*** Opening of SUPPLIED ENTRIES ***
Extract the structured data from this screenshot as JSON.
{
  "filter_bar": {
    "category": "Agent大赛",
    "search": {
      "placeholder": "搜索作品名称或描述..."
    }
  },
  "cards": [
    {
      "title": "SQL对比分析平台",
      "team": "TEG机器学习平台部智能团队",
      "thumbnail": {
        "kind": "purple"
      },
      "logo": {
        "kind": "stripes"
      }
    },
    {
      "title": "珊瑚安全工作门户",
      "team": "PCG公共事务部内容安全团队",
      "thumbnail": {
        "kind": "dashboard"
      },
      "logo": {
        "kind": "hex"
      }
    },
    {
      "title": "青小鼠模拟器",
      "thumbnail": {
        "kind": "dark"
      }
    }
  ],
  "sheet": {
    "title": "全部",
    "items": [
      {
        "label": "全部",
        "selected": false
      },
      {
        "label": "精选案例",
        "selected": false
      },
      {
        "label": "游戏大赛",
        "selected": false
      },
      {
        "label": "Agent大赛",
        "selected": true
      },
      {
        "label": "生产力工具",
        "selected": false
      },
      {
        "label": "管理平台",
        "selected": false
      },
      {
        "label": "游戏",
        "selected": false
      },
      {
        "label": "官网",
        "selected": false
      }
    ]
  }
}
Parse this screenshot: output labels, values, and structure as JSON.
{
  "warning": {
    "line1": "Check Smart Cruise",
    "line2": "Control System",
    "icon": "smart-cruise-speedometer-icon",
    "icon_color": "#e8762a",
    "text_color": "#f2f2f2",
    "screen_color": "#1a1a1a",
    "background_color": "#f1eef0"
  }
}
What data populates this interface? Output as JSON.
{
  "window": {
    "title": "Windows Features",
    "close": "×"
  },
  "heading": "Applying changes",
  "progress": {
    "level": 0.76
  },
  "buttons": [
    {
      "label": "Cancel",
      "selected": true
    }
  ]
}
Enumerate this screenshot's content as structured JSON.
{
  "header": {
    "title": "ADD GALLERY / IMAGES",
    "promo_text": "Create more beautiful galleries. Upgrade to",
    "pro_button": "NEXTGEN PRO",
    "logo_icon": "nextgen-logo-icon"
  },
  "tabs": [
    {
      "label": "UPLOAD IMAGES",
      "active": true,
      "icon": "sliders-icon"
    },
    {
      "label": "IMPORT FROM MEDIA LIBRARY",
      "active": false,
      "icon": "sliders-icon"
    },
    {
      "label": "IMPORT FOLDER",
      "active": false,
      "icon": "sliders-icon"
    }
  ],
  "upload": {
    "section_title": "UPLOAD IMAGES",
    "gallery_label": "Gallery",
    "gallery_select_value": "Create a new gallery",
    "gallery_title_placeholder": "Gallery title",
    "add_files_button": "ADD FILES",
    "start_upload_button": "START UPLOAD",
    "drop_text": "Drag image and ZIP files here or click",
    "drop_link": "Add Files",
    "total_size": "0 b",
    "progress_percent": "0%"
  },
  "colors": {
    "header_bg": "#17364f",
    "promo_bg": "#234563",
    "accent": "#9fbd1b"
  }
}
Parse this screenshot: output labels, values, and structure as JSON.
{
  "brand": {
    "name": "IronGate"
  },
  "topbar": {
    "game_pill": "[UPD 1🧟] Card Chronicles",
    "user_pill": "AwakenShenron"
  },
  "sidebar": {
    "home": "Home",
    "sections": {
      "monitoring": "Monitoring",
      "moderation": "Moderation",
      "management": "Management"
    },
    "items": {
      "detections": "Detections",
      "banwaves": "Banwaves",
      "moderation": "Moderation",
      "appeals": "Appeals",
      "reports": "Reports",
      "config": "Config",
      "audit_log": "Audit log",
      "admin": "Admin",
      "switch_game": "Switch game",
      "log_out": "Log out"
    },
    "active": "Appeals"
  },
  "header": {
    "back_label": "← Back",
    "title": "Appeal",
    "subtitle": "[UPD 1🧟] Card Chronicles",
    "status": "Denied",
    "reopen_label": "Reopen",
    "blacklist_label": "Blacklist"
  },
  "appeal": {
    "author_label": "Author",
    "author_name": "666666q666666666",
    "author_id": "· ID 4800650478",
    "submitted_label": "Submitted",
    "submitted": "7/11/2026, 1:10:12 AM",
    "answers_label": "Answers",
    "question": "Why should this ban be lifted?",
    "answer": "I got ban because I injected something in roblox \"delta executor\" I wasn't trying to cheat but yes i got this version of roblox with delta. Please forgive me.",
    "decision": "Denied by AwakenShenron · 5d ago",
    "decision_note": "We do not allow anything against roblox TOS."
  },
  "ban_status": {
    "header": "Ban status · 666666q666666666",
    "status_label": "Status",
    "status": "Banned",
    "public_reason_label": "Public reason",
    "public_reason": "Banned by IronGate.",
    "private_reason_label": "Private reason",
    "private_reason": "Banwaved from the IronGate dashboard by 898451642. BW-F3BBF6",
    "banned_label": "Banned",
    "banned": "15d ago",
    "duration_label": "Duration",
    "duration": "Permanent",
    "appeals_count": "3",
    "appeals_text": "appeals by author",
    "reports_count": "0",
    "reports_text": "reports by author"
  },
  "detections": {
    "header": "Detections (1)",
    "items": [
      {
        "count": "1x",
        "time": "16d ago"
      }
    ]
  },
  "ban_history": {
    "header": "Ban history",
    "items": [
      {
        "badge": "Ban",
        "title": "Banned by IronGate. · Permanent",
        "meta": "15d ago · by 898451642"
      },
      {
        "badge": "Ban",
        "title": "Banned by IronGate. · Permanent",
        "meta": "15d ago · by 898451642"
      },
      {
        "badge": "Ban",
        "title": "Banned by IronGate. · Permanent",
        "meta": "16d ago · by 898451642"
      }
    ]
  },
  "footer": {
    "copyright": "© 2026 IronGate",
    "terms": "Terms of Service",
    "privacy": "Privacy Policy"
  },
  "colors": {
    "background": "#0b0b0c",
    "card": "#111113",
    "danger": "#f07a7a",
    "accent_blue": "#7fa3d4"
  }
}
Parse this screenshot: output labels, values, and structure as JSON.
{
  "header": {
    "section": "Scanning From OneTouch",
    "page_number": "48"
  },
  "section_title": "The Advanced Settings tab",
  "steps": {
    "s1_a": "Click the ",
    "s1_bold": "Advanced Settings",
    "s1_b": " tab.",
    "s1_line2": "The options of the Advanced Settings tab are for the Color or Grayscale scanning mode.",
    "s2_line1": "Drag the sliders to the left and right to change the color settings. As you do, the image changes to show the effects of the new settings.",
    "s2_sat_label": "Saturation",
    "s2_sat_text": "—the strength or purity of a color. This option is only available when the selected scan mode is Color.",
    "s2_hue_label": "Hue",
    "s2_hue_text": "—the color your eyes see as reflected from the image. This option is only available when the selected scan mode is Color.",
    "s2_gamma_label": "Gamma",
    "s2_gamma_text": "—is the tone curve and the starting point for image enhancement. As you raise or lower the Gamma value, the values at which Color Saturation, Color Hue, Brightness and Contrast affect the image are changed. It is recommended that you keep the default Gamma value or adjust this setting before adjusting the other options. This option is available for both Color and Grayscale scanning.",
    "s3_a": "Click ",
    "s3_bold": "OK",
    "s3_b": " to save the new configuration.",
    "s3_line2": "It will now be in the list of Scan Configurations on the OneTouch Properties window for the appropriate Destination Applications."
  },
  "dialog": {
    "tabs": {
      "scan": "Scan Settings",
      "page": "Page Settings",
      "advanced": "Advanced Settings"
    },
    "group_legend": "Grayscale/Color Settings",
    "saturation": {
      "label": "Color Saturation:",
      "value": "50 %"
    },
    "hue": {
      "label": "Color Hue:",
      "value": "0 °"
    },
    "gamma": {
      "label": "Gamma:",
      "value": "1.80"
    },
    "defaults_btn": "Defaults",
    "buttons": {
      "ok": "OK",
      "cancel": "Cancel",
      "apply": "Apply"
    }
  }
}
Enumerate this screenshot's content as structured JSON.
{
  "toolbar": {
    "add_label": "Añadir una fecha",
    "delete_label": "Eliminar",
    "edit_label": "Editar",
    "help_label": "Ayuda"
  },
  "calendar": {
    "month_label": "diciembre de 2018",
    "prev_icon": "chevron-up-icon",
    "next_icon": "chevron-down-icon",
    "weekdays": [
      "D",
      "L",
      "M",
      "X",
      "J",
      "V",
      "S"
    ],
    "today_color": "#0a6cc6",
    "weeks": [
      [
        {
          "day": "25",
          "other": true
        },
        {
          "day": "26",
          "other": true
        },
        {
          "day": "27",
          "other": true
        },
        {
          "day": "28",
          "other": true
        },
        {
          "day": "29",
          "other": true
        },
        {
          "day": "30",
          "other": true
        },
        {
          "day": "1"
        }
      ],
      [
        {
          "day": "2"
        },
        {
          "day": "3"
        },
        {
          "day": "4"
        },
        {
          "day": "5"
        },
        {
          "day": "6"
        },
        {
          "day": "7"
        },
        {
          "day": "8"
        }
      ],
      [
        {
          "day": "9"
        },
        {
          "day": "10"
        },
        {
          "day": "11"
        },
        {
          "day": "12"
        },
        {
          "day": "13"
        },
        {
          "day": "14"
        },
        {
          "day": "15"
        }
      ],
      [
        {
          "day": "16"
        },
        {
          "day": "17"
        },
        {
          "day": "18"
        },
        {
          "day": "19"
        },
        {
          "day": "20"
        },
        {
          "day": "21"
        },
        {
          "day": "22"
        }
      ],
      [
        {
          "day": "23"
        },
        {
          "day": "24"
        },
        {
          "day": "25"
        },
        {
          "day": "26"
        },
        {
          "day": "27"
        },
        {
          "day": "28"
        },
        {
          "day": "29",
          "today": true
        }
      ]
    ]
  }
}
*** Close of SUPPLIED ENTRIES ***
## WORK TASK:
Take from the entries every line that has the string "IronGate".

## SOLUTION:
    "name": "IronGate"
    "public_reason": "Banned by IronGate.",
    "private_reason": "Banwaved from the IronGate dashboard by 898451642. BW-F3BBF6",
        "title": "Banned by IronGate. · Permanent",
        "title": "Banned by IronGate. · Permanent",
        "title": "Banned by IronGate. · Permanent",
    "copyright": "© 2026 IronGate",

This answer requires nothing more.